Try not to judge her. At least not out loud. Internal judgment is fair game, and perhaps necessary to keep from throttling her. You decide. See, she doesn’t know how she sounds. So, take a deep breath and remember that to her, staying home full time is something the feminists wiped off the map along with bras, razors and those nice little pearl necklaces. Honesty is the key here as well. For example, I would reply: “Never.”

Question: “Do you miss it?”

The “it’ here would be your job. As in, do you miss your real life, the thing that actually gives your life meaning? This is actually a semi-valid question. It at least addresses your actual current state of being, rather than something you’ve given up and won’t be returning to. And maybe you do miss your job sometimes. In which case, feel free to say so. You could try something like: “I do miss it sometimes. But I love being a mom and feel that it’s really important to stay home with my kids.” It’s okay to be a little sanctimonious here (I mean, she’s so annoying!) just as long as you keep your tone light and friendly. But, if you’re like me, another acceptable answer would be: “No, not even a little bit.”

Question (okay this one’s actually a statement but she seems to think a response is warranted so we’ll include it here): “We just couldn’t afford that.”

So, technically speaking, this is a non sequitur. Unless you specifically asked her why she isn’t also a stay-at-home mom, this comes out of left field. No one is asking her to be a stay-at-home mom so her justification for why she isn’t is kind of random. Until you factor in mommy guilt. This woman is just trying to justify to you why she has chosen to leave her kids at daycare and go back to work. This is her issue, not yours. So, while you might be tempted to say: “It’s hard for us to afford it, too, but we make it work because it’s important to us,” you should instead simply nod and say: “Oh.”

Question (actually, still not a question): “I’d just get so bored.”

Again, not technically related to what you are talking about but apparently relevant in her mind so we’ll persevere. This is the guilt again. She is trying to let you know that she has a job that engages her intellectually and that this is justification for not staying home. Since it matters to you not one whit whether she stays at home or works at a remote laboratory on the moon, you should feel free to reply: “Then it’s a good thing you’re not a stay-at-home mom!” If you’re feeling extra magnanimous you can let her know that, yes, it sometimes is boring but that’s okay because lots of things are sometimes boring. But this concession isn’t necessary. Moving on.

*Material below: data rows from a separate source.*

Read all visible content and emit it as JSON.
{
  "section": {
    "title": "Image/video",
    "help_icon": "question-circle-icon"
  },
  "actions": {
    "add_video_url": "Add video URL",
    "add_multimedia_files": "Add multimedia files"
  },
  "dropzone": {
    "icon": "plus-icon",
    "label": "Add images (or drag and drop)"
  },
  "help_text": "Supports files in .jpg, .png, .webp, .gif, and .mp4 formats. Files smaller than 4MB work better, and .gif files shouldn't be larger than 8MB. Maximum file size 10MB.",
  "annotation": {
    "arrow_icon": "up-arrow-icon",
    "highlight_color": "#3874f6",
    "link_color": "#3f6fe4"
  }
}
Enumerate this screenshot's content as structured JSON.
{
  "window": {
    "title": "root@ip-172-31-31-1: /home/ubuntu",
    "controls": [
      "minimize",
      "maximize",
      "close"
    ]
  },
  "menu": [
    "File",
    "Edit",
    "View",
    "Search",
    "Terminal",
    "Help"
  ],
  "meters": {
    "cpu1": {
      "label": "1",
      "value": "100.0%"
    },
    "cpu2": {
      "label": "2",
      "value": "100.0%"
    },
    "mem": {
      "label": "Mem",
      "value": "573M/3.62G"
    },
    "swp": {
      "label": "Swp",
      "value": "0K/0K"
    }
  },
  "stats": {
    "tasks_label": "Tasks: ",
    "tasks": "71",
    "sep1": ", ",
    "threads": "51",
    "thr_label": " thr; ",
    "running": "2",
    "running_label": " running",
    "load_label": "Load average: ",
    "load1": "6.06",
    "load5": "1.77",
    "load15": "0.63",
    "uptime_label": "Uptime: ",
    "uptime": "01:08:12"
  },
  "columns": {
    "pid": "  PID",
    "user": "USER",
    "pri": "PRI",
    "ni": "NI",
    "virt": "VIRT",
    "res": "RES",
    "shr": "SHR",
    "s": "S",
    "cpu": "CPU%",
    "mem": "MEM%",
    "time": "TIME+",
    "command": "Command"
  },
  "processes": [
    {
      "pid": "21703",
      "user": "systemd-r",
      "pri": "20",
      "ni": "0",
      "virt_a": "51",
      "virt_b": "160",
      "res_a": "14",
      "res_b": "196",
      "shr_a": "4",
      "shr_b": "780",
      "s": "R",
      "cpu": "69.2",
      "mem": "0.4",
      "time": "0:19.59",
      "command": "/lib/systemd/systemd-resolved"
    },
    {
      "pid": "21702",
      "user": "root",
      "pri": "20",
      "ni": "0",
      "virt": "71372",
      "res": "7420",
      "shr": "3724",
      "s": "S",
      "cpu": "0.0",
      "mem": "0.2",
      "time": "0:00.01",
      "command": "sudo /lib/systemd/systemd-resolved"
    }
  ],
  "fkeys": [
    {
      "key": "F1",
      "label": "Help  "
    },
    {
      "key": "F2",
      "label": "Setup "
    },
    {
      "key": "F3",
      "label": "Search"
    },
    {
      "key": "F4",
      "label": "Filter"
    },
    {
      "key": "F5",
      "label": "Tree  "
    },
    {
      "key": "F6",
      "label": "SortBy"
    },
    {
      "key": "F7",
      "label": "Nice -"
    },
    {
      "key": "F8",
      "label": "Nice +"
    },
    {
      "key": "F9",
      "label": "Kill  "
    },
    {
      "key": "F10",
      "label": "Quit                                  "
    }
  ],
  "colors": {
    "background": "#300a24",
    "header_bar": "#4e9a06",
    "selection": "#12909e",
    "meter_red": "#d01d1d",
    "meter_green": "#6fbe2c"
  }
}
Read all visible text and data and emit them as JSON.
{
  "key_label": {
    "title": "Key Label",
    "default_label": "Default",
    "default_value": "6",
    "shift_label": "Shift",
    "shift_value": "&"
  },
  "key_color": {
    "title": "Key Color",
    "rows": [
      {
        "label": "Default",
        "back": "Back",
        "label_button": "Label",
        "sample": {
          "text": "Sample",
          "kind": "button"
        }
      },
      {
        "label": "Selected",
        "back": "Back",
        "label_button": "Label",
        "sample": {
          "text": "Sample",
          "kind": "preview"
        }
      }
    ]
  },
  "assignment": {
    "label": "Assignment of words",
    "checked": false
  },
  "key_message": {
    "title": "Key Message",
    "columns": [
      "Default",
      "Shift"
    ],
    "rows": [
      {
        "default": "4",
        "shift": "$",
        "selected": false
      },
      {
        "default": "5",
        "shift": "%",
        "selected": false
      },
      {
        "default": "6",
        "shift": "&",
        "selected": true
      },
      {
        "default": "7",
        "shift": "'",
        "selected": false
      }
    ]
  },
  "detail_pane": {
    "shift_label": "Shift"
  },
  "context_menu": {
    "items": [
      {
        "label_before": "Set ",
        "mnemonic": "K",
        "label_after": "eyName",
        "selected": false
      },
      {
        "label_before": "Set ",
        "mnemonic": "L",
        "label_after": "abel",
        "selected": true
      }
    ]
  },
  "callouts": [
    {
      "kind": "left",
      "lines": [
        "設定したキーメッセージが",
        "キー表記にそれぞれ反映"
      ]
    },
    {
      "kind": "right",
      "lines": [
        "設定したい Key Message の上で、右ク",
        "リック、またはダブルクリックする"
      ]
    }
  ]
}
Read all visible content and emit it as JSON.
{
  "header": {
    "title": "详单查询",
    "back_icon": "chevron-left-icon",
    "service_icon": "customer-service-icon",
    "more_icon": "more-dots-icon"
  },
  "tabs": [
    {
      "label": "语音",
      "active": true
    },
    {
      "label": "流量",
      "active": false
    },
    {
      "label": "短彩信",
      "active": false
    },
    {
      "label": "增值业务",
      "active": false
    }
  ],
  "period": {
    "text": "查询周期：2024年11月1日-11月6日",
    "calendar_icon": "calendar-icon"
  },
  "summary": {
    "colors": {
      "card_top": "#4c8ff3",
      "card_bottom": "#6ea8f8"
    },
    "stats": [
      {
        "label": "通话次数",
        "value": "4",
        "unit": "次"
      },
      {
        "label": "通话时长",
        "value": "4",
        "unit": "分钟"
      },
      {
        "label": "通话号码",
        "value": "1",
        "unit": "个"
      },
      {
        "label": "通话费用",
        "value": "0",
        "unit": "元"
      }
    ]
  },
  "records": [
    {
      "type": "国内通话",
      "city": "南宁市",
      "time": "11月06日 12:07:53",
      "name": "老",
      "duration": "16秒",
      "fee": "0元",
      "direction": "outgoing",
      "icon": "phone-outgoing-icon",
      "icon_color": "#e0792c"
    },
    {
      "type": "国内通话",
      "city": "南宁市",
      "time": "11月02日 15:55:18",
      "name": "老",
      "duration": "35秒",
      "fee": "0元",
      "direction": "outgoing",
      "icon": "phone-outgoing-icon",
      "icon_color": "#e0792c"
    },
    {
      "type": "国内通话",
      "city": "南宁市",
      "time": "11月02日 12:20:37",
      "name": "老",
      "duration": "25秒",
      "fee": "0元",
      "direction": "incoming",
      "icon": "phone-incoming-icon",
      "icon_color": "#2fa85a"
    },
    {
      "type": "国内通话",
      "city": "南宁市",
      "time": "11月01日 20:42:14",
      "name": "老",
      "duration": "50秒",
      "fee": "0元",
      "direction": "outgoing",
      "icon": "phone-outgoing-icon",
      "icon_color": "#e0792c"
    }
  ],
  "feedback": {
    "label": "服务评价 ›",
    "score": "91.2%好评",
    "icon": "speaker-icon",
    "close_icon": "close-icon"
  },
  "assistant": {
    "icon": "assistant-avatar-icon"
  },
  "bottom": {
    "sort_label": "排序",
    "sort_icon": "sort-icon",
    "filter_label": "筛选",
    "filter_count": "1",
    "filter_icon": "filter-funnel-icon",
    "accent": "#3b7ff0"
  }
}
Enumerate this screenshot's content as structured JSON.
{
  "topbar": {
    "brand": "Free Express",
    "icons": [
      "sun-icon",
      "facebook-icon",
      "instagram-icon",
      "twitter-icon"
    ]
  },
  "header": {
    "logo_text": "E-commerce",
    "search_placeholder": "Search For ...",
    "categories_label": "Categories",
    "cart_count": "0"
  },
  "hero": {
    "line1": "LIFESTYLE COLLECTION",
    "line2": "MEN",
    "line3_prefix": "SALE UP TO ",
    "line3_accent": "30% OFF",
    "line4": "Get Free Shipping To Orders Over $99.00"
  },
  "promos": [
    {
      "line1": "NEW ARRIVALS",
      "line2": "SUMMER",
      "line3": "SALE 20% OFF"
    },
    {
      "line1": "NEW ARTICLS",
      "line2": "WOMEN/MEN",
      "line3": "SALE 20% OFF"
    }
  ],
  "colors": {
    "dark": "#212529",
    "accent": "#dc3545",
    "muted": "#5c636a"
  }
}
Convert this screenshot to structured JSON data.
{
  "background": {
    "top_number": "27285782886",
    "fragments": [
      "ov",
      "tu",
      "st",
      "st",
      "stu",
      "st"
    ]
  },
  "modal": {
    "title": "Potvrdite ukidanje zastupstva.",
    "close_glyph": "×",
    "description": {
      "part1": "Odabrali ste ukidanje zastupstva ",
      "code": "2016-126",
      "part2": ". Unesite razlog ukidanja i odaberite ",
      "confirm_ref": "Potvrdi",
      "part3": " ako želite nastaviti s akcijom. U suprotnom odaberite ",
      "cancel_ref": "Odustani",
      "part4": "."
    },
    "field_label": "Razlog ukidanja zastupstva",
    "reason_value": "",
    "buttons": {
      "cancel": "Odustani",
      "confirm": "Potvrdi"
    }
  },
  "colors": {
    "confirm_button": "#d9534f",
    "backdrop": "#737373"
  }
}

Question (this one is actually a question): “So, what do you do all day?”

I think the most polite response to this question is: “Oh, goodness, look at the time! I must fly. There are pillows to scream into and hair to rip out.” But, if you really can’t stand it, I give you permission to answer honestly. What do you do all day?

You tell her, sister.